LuLaRoe owner DeAnne Stidham’s net worth is strangely just $10 million in 2021 despite her company making billions of dollars in 2016 and 2017. Find DeAnne Stidham’s sources of income.
She and her husband, Mark Stidham, are the designers behind the buttery-soft tights, maxi outfits, and crazy designs that flooded your Facebook feed in 2016.
DeAnne Stidham’s Net Worth Skyrocketed Thanks to LuLaRoe
DeAnne Stidham amassed her net worth by launching the female clothing firm LulaRoe. Executive producers Jenner Furst and Julia Willoughby Nason interviewed the founders of LulaRoe, DeAnne and Mark Stidham, in the premiere episode of the four-part documentary. Part 1 of LulaRich explains why they launched the company (from their viewpoint).
DeAnne and Mark founded LulaRoe in 2012 with the goal of inspiring other women to follow suit. A consultant might begin their LulaRoe business with a $5,000 to $10,000 initial cost, promoting dresses, shirts, and ultimately the spectacular leggings online.
I watched my wife shatter glass ceilings. She was able to make the money she was willing to go out and make. She literally went out on the road and sold 20,000 maxi skirts and made hundreds of thousands of dollars profit in a very short period of time.
LulaRoe sold nearly $1 billion in women’s clothes in 2016, as claimed by Amazon’s LulaRich. By 2017, the business had more than 80,000 consultants selling its products. But the question is, how much of that turned into DeAnne Stidham’s net worth?
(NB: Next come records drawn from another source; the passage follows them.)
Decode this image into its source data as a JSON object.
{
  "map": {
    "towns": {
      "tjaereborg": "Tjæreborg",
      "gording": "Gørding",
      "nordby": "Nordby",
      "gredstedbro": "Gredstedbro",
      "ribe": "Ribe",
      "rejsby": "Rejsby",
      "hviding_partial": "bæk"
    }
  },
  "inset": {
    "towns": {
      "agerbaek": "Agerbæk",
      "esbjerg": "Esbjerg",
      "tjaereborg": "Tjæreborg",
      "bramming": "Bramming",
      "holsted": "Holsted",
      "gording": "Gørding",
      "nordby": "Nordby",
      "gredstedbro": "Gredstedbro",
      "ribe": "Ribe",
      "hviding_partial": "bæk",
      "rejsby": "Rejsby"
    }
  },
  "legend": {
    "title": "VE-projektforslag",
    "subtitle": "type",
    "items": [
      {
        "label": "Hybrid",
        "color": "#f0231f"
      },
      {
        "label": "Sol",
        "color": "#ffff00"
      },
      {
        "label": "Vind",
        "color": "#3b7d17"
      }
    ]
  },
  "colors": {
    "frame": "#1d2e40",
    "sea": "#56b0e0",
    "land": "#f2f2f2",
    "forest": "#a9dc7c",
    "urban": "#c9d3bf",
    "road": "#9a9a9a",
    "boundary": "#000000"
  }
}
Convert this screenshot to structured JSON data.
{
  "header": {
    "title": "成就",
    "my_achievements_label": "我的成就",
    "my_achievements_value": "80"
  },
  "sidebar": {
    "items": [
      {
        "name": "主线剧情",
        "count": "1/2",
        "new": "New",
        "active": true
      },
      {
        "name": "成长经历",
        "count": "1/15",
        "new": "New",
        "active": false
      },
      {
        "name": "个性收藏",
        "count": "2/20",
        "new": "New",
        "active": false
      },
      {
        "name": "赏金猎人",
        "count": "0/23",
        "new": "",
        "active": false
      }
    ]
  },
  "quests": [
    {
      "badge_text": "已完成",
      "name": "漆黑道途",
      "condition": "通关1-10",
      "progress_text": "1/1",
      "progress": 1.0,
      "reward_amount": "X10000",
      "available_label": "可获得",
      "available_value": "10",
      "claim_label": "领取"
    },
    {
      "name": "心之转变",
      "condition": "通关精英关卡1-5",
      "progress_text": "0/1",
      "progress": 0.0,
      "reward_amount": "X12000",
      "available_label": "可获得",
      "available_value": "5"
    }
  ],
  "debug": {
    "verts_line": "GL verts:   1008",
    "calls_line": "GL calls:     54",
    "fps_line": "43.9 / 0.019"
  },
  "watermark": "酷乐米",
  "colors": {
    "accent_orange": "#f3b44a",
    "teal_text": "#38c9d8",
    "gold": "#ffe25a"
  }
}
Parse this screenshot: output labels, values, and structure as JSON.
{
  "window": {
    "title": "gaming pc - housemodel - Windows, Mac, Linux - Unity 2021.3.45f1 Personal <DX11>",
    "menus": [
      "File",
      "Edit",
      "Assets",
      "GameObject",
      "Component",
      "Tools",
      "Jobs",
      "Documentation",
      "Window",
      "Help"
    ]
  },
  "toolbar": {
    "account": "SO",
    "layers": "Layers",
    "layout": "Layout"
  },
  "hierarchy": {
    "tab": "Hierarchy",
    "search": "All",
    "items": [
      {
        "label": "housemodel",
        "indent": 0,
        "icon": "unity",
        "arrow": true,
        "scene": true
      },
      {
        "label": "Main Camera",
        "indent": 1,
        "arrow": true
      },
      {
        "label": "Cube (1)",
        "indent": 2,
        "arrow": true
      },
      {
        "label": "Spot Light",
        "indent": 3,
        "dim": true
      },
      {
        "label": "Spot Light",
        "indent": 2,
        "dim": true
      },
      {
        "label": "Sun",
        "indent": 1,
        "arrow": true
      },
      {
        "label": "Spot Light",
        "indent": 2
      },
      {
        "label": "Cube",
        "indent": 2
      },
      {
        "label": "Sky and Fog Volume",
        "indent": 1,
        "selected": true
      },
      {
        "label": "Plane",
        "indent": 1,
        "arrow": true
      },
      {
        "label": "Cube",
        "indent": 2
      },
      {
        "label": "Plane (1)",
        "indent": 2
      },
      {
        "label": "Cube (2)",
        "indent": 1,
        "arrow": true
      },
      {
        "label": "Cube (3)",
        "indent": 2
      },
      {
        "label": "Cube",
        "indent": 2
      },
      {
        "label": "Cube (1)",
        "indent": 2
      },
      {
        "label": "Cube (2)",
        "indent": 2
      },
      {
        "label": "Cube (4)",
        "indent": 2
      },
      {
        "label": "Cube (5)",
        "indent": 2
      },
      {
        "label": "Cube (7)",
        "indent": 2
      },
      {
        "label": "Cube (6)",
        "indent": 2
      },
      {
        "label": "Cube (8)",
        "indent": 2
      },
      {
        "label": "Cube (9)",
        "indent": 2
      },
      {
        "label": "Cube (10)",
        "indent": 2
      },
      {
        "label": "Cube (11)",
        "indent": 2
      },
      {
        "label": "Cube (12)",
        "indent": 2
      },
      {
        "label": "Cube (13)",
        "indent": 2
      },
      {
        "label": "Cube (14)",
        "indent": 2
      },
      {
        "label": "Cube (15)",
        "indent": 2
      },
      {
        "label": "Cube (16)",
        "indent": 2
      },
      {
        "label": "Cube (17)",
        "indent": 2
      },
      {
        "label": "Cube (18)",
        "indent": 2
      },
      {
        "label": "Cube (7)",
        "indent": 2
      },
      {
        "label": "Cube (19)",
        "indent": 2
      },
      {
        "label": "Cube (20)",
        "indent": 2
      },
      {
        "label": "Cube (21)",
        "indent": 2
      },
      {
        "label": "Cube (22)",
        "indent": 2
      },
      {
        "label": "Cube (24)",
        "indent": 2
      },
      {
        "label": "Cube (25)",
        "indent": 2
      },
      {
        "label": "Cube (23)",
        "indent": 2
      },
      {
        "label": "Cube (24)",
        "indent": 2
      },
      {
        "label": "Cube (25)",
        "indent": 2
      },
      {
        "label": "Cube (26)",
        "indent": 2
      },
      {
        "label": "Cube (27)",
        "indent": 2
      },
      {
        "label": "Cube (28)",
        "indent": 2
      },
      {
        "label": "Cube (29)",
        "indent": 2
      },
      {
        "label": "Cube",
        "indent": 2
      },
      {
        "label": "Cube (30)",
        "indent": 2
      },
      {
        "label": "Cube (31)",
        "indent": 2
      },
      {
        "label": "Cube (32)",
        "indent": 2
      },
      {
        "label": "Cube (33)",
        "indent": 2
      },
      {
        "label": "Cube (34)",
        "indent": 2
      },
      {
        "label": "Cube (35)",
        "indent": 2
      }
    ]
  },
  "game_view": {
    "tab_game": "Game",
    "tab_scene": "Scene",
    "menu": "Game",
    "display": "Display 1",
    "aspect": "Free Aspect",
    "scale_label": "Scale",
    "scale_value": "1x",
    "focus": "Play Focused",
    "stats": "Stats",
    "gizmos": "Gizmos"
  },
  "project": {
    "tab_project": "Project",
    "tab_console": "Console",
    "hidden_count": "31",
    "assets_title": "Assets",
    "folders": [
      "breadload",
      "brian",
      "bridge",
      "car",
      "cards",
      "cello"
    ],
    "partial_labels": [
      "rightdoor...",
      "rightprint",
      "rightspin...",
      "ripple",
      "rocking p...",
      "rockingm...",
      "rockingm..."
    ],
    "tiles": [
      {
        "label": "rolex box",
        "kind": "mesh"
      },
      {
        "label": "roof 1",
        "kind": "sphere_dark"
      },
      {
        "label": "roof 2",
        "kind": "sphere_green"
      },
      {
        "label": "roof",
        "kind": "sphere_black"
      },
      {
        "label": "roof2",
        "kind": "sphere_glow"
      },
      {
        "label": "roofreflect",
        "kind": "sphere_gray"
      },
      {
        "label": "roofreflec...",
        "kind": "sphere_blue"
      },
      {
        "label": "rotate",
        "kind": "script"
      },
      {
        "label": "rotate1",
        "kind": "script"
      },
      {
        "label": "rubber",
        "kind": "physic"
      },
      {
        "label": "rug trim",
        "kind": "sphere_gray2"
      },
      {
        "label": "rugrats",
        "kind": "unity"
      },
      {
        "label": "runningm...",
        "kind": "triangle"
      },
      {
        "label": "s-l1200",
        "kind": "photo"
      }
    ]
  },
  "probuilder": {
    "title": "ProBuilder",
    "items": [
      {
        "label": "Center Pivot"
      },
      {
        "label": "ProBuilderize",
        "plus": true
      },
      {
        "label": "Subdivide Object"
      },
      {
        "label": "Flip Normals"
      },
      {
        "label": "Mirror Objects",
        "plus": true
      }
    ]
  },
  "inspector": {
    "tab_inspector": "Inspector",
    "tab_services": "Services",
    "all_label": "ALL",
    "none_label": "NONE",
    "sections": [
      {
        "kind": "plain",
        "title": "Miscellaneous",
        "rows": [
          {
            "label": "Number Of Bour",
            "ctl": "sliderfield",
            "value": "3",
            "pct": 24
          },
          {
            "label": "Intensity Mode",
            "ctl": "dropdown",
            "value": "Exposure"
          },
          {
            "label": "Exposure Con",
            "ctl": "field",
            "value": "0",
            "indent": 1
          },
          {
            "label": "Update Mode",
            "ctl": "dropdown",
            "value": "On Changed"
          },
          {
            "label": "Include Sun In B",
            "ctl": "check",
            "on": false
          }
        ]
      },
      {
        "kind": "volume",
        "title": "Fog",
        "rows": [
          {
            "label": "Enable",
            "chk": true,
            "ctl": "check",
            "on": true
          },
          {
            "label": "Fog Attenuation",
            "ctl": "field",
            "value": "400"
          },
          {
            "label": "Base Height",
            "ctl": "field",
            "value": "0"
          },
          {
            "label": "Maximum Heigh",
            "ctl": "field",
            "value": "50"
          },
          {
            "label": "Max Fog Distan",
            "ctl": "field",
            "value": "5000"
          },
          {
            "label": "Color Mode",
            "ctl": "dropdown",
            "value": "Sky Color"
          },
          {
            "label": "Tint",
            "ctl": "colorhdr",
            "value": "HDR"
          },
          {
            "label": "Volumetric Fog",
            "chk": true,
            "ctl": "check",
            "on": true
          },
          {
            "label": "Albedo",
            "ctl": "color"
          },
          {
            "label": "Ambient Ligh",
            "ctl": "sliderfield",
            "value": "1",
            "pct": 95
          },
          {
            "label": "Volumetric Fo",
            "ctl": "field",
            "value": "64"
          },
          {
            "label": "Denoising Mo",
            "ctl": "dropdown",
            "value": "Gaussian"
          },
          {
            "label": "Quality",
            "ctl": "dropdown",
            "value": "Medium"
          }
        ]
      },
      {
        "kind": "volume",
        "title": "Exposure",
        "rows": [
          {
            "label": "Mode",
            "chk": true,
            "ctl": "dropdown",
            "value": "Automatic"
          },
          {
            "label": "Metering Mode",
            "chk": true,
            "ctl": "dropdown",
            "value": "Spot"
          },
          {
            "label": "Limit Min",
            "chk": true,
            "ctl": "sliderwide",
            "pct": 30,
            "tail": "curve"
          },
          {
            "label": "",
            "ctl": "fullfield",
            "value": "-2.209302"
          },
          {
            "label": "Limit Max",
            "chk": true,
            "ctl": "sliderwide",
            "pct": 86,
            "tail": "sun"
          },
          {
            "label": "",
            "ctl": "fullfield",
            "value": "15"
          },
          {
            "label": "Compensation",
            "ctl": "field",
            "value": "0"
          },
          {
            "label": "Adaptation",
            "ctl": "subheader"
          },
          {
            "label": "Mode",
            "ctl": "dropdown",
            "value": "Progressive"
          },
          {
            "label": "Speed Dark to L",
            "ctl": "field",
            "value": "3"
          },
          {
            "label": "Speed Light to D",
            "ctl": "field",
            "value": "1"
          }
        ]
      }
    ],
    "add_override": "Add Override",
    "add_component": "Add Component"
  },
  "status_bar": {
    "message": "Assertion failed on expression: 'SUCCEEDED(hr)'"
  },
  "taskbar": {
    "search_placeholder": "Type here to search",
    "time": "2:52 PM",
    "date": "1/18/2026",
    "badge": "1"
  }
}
DeAnne Stidham’s Net Worth is $10 Million in 2021
Despite the purported billions of dollars earned by LulaRoe in 2016 and 2017, DeAnne Stidham is believed to have a net worth in the region of $10 million.
However, at a deposition in a case in Washington State in 2020, Stidham said she had no idea how much she was paid by LulaRoe. According to records provided by Truth in Advertising, she did receive remuneration from Lularoe but had no clue of the precise figure.
DeAnne said in the same testimony that she pushed the company’s top-selling fashion advisors to split their monthly bonus payments with others. DeAnne Stidham, on the other hand, was unable to reveal her personal wealth or net worth.
As maintained in the documentary LulaRich, LulaRoe resolved the Washington lawsuit by compensating the filing distributors. The firm, however, refuted any misconduct. Instead, they said that pursuing the case would simply cost the corporation additional money.